BEGIN Data shown
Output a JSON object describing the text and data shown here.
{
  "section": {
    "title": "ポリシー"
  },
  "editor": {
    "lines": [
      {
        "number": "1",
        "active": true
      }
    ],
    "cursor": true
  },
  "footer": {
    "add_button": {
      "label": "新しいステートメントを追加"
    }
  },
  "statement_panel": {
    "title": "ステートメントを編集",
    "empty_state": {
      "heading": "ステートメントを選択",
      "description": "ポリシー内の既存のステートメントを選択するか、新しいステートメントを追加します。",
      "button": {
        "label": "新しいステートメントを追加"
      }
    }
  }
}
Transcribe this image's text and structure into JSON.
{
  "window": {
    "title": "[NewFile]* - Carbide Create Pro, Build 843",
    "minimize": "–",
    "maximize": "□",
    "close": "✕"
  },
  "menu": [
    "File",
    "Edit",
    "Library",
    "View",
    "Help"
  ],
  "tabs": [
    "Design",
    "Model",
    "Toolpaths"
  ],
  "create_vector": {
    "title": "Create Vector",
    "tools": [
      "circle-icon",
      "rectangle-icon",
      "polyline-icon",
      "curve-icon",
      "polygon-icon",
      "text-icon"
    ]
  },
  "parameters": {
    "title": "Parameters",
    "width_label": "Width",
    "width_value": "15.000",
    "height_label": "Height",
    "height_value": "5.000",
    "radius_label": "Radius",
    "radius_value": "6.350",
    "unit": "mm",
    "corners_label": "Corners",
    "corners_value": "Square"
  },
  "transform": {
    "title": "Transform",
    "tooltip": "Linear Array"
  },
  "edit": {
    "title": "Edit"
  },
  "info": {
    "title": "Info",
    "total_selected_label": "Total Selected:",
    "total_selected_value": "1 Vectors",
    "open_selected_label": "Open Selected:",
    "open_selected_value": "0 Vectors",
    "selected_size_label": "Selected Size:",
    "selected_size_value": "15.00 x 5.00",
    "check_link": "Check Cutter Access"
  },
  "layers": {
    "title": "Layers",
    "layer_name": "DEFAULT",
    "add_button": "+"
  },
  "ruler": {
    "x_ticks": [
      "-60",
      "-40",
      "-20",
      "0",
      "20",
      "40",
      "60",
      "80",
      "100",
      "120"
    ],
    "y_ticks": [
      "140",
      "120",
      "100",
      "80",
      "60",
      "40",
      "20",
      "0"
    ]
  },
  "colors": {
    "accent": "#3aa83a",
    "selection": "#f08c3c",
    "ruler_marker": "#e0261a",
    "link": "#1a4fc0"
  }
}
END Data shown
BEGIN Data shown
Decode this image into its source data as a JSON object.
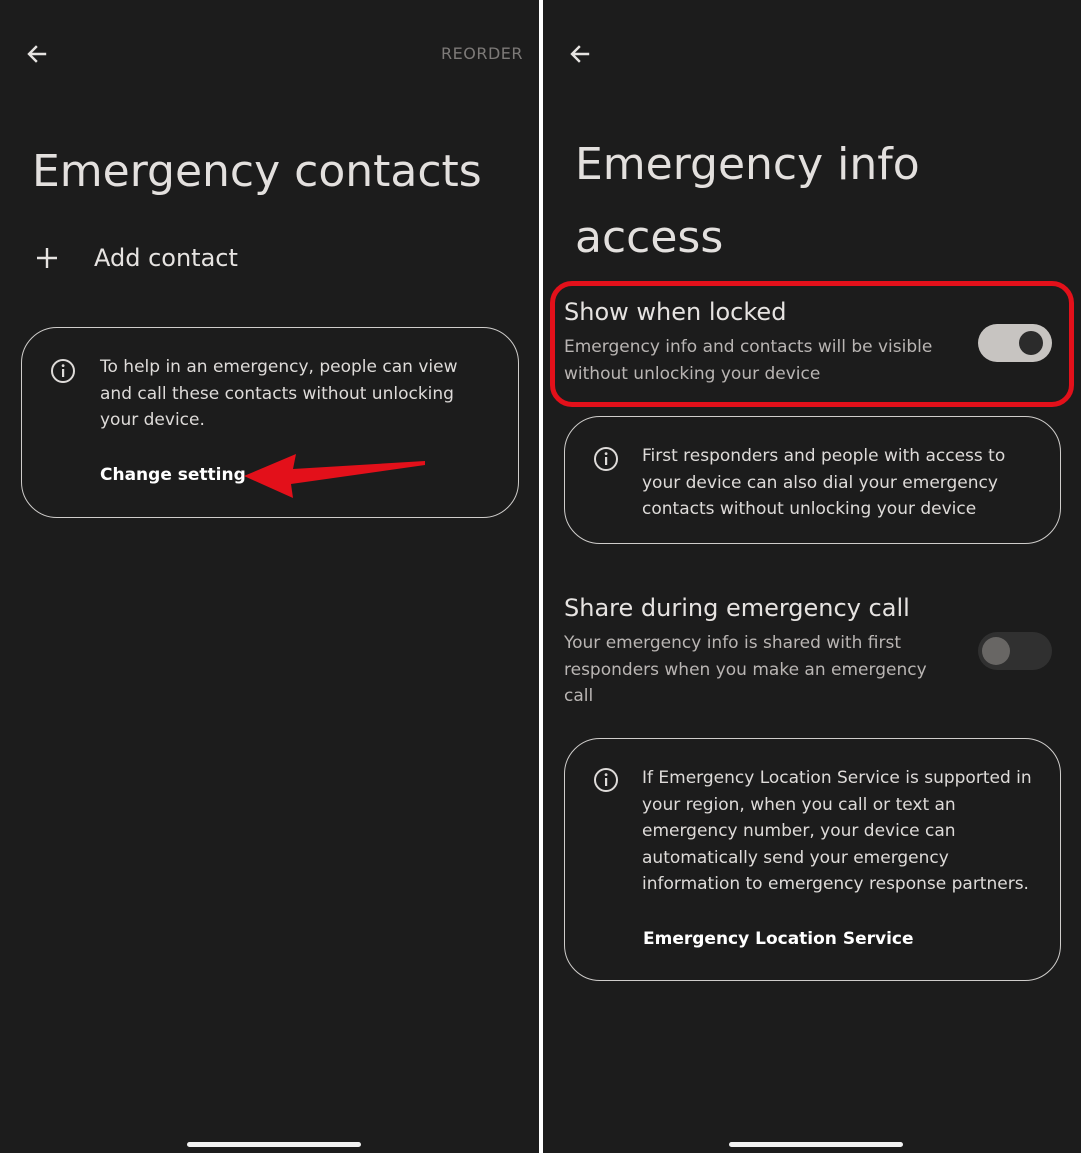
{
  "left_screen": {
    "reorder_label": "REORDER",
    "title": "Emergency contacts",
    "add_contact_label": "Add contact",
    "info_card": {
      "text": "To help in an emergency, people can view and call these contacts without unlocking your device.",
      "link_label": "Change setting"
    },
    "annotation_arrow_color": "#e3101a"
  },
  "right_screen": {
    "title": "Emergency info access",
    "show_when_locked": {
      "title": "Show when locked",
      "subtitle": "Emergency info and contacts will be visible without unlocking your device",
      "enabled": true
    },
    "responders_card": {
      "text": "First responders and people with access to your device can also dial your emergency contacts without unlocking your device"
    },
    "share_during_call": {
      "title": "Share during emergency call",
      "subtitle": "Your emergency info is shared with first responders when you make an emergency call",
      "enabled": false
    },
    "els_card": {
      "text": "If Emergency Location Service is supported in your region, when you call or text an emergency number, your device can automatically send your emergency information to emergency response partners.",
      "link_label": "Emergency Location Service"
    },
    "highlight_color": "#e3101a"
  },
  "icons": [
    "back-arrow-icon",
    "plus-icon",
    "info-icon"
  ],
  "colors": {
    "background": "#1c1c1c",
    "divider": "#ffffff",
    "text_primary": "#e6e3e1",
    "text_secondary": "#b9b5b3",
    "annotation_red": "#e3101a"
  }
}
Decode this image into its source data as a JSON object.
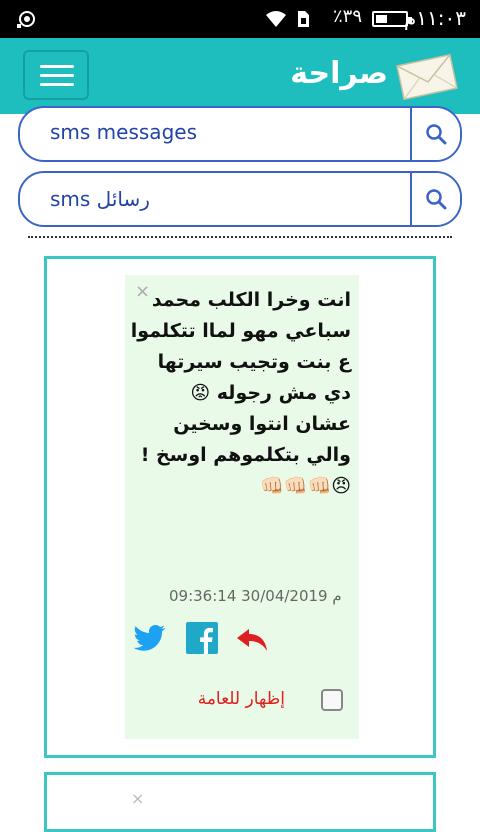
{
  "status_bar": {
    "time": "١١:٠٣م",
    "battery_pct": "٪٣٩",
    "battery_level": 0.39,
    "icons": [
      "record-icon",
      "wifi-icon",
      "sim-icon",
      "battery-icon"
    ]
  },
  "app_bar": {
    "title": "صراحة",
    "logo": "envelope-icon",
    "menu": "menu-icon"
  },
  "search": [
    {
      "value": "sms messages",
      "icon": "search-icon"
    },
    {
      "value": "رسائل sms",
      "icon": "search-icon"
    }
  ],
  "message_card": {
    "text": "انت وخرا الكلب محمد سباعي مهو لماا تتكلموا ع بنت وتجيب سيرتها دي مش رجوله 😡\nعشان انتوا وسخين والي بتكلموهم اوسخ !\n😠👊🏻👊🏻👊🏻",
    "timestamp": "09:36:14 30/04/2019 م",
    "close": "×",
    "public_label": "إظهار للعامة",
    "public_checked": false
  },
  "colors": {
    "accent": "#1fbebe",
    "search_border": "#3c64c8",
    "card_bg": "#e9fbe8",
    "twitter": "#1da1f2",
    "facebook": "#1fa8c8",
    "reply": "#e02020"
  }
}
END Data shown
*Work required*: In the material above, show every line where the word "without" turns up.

*Result for this exercise*:
      "text": "To help in an emergency, people can view and call these contacts without unlocking your device.",
      "subtitle": "Emergency info and contacts will be visible without unlocking your device",
      "text": "First responders and people with access to your device can also dial your emergency contacts without unlocking your device"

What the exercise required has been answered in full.